For a state history class in co-op that my son was taking, they were supposed to write a paper or make a poster for the end of the school year. I was none too excited. Then, I decided to have him write a paper, but that I would just be a scribe for him and type everything he told me. If he had done it on his own, I know it would have been just a couple of sentences. But, with me typing it, his paper was one whole page typed.
Thank you for the link to the Southpaw site. I think my daughter is going to be left-handed, and I have been at a loss as to how to show her how to do anything.
My son is not a big fan of handwriting, but I think that might just be fairly typical boy-ness. I love that All About Spelling lets us learn and do spelling work without being handwriting intensive.
I have a 9yo dd son who can’t make words go from brain to paper, but he can dictate pages of text. Either I will scribe for him on paper or keyboard. There is another thing, which we haven’t tried out yet, but did you know that the Microsoft Office suite of programs has speech-to-text? I recently found out about that. We need to check it out. That would save me a lot of time too. Slowly he is learning how to type, and that will also help later on. We work on handwriting day by day, ten minutes at a time because it’s all he can handle.

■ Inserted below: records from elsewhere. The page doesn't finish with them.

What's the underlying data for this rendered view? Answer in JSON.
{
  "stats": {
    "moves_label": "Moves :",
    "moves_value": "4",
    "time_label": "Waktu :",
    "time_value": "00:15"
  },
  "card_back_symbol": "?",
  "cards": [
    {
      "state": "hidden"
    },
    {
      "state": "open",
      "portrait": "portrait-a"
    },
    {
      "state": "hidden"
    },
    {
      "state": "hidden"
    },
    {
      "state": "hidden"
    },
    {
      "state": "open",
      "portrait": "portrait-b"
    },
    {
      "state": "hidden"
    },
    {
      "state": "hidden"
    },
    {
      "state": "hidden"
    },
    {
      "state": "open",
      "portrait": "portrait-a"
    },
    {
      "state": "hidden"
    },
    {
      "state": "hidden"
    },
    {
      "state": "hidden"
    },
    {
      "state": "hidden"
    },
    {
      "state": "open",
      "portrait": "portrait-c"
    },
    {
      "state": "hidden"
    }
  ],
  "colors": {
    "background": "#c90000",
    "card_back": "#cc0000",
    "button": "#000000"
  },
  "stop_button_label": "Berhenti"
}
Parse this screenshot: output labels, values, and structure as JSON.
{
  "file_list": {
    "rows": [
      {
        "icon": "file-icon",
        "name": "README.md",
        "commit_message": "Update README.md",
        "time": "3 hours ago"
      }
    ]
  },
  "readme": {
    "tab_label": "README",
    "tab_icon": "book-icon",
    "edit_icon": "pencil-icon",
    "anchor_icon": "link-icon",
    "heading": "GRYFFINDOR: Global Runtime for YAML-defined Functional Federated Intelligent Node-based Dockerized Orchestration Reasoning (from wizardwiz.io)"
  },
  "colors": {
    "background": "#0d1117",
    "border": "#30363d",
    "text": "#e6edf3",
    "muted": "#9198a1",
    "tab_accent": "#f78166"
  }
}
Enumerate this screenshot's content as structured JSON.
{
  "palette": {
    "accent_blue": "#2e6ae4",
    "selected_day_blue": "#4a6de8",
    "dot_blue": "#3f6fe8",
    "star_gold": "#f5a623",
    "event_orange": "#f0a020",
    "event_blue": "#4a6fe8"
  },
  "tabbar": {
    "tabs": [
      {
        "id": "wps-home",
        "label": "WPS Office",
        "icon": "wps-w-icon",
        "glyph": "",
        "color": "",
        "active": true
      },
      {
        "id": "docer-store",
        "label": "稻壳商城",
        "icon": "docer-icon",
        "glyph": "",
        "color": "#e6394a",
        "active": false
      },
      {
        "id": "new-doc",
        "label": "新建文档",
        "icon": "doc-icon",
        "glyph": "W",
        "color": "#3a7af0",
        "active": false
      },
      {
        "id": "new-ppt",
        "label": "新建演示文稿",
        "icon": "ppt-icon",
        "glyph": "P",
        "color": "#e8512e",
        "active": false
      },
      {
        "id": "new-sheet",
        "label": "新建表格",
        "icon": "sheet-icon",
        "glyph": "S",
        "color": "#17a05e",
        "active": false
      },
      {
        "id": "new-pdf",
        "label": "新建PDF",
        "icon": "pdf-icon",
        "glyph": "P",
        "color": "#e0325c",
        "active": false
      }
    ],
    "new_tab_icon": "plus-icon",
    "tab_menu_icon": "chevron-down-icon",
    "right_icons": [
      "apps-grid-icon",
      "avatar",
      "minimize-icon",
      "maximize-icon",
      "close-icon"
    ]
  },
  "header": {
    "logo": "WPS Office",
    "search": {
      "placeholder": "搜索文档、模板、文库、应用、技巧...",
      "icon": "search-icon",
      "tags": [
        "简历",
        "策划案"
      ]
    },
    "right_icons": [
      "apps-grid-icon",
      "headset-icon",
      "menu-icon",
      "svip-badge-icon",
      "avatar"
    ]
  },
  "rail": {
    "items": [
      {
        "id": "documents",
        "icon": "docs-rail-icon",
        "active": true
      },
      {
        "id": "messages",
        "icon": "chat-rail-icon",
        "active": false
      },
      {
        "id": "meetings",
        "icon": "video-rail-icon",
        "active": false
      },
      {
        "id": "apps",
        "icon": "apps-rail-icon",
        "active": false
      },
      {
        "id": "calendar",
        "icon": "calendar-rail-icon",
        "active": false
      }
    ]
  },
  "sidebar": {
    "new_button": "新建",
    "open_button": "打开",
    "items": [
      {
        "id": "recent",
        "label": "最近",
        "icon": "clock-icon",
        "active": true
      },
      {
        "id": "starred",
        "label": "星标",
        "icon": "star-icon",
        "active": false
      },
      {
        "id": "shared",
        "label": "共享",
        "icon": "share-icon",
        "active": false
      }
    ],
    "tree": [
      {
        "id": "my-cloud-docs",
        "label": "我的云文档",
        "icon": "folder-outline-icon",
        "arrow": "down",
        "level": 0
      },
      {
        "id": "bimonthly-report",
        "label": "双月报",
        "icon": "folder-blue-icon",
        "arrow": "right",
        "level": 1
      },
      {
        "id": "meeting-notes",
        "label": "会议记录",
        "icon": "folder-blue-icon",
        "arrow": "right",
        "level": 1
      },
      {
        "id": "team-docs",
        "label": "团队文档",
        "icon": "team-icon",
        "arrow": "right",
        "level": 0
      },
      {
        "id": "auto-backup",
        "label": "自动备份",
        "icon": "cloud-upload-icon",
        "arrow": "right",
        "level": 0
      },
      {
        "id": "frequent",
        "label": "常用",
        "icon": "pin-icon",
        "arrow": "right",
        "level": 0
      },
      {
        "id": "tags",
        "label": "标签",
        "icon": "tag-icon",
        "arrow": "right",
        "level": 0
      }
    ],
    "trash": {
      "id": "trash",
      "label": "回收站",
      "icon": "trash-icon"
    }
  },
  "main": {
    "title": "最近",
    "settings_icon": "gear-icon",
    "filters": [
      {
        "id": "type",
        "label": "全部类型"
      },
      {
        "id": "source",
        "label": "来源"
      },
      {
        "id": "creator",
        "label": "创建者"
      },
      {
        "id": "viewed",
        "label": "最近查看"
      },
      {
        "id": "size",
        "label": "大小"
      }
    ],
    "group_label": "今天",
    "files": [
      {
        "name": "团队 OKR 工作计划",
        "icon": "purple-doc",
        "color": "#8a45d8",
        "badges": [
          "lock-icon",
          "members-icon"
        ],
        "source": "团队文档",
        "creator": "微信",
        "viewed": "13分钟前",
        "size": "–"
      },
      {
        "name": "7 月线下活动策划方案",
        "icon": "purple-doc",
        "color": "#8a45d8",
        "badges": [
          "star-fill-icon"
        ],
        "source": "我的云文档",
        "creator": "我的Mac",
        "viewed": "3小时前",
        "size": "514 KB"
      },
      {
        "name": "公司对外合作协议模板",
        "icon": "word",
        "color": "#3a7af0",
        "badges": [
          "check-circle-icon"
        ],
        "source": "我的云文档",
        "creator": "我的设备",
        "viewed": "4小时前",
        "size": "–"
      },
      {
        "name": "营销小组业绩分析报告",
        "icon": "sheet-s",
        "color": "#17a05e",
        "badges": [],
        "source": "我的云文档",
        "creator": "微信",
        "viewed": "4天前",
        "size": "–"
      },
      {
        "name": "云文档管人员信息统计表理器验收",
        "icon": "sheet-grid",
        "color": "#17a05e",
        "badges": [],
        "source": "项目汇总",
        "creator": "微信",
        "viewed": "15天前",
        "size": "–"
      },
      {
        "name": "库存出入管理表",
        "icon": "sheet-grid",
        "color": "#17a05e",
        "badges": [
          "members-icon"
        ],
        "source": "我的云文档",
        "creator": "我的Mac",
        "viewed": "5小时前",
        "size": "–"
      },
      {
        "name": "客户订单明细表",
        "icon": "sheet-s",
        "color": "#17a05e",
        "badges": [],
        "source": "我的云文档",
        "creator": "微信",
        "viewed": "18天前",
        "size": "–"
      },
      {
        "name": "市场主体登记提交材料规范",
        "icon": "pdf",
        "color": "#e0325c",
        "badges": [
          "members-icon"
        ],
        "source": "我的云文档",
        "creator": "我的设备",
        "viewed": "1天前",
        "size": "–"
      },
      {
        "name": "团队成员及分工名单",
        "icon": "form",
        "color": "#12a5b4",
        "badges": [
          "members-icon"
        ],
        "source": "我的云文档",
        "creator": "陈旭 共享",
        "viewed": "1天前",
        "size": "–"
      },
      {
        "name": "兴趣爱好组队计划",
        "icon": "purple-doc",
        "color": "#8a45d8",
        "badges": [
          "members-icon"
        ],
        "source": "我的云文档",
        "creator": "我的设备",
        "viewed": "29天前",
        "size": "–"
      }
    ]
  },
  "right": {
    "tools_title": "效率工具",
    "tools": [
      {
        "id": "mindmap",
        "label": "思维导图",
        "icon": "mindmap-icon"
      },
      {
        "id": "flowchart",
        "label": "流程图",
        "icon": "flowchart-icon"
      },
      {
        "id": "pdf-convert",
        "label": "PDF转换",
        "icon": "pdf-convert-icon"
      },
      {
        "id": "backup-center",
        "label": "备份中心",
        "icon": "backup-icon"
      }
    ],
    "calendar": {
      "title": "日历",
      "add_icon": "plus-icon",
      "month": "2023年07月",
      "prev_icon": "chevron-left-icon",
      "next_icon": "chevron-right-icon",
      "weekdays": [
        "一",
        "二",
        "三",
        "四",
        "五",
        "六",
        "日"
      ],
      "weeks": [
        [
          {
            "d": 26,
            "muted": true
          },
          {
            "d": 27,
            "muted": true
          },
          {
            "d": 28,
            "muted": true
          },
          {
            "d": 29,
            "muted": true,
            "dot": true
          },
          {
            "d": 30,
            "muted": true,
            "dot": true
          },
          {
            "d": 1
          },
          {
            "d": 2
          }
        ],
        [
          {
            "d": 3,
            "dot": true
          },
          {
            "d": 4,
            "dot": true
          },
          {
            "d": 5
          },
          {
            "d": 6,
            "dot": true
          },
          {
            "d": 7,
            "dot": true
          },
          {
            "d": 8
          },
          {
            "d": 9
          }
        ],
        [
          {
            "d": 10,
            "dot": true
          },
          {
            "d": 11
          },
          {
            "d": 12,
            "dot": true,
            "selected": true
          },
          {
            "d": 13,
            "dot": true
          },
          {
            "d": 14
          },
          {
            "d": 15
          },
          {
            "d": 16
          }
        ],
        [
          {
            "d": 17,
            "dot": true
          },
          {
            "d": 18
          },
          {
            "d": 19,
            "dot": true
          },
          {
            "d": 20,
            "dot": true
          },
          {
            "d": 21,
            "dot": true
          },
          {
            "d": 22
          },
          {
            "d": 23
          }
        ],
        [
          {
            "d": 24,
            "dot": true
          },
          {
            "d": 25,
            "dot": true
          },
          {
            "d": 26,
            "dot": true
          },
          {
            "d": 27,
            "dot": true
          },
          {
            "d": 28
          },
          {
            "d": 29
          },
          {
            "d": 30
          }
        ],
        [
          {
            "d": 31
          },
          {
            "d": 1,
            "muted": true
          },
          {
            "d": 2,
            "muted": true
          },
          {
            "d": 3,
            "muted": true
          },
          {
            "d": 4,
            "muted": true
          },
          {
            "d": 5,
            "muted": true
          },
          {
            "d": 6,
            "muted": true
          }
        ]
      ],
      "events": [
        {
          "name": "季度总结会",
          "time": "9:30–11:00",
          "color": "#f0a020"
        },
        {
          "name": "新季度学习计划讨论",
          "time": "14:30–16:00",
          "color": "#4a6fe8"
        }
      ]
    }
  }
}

Kate Gladstone says
I noted your article “When Printing is Hard.”
As a handwriting instruction/remediation specialist, I thought you and your son might be interested to know about the handwriting program and resources designed by an adult on the autism spectrum (I’m the adult).
If this interests you, and if you would like to cover some of this material on your blog, visit my web-site http://www.HandwritingThatWorks.com — I’d like to know what you think! (If you e-mail me, please put the words “from The Homeschool Classroom” somewhere in the message or in the subject-line, to make sure that I see that message immediately.)
Director, the World Handwriting Contest
Founder, Handwriting Repair/Handwriting That Works
Co-Designer, BETTER LETTERS handwriting instruction/practice application for the iPhone, iPodTouch, and iPad.
Lynnet Hardwick says
I tutor a boy that has Aspergers and printing was just a nightmare. Because the way he processes things, he struggled and I had a hard time reading anything he had written. His OT therapist started him on Handwriting Without Tears and it was a blessing for both of us. He’s still learning about letter formation, but his handwriting has improved so greatly. We work on formation because he loves to “do it his way”. Years of bad habits and lack of direction have made this an everyday struggle, I’ve been so encouraged by the results.